Few reports have focused on hemodynamics around delivery in pregnant women because of the difficulty of continuous and noninvasive measurement. Electrical cardiometry allows noninvasive continuous monitoring of hemodynamics and has recently been used in non-pregnant subjects. We compared the use of electrical cardiometry versus transthoracic echocardiography in healthy pregnant women and evaluated hemodynamics immediately after vaginal delivery. In Study 1, electrical cardiometry and transthoracic echocardiography were used to measure cardiac output in 20 pregnant women with threatened premature delivery. A significant correlation was found between the two methods, with electrical cardiometry showing the higher cardiac output. In Study 2, heart rate, stroke volume, and cardiac output were continuously measured in 15 women during vaginal delivery up to 2 h postpartum. Cardiac output increased markedly because of an increased heart rate and stroke volume at the time of newborn delivery. The heart rate then immediately returned to baseline, while cardiac output remained elevated for at least 2 h after delivery because of a sustained high stroke volume. Electrical cardiometry was as readily available as transthoracic echocardiography for evaluating hemodynamics and allowed for continuous measurement during labor. High intrapartum cardiac output was sustained for at least 2 h after vaginal delivery. J. Med. Invest. 66 : 75-80, February, 2019.

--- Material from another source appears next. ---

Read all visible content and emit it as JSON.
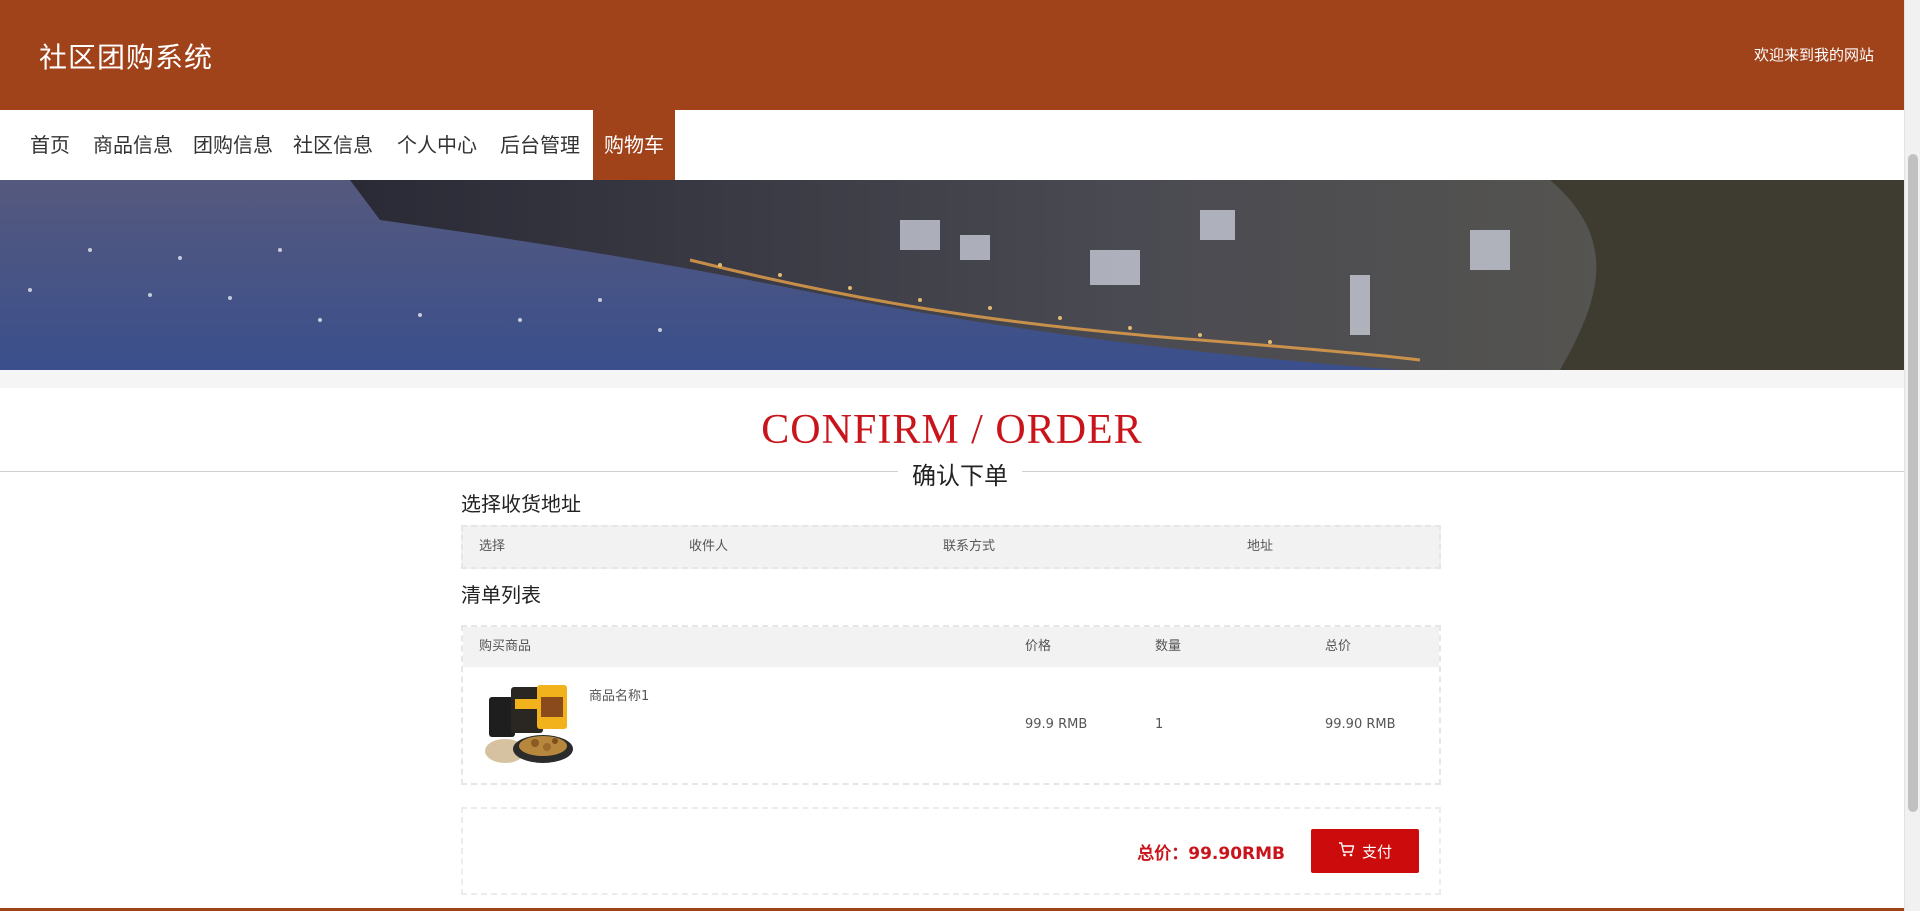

Keywords: Electrical cardiometry; Hemodynamics; Parturition; Pregnancy; Vaginal delivery.